* [Your task] Collect from the data below each line with "tech".

Website and app data records:
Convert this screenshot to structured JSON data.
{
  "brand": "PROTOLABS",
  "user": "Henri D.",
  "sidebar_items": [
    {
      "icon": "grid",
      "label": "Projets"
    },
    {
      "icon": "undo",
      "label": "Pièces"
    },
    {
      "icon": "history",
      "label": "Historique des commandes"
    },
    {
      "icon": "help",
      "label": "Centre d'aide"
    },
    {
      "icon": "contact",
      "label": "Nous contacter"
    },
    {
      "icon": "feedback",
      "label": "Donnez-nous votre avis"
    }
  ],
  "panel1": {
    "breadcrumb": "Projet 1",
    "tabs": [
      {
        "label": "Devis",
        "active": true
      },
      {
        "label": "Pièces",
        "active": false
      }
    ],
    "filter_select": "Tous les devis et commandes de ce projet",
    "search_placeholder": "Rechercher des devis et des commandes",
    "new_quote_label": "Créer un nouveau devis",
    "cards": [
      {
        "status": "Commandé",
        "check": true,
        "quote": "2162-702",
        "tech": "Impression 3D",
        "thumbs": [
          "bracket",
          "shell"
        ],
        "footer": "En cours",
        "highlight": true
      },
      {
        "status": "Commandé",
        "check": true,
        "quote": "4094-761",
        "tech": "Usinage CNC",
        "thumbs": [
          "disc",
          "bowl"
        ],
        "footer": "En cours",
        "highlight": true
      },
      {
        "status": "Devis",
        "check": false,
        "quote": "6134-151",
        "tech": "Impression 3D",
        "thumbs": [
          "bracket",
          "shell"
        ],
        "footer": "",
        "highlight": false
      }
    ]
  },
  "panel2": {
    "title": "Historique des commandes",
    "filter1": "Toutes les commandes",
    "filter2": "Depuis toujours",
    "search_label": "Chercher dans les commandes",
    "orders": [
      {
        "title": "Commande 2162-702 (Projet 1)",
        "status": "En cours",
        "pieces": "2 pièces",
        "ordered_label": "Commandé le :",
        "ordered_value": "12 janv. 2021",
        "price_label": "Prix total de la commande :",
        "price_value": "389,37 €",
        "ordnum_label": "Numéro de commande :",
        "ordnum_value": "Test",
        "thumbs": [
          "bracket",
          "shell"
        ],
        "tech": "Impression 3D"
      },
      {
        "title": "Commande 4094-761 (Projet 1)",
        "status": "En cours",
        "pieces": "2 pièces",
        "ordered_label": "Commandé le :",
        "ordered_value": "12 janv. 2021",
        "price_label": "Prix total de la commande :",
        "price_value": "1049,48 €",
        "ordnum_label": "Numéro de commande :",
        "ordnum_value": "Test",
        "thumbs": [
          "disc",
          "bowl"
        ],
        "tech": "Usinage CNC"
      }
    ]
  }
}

* [Answer area]
        "tech": "Impression 3D",
        "tech": "Usinage CNC",
        "tech": "Impression 3D",
        "tech": "Impression 3D"
        "tech": "Usinage CNC"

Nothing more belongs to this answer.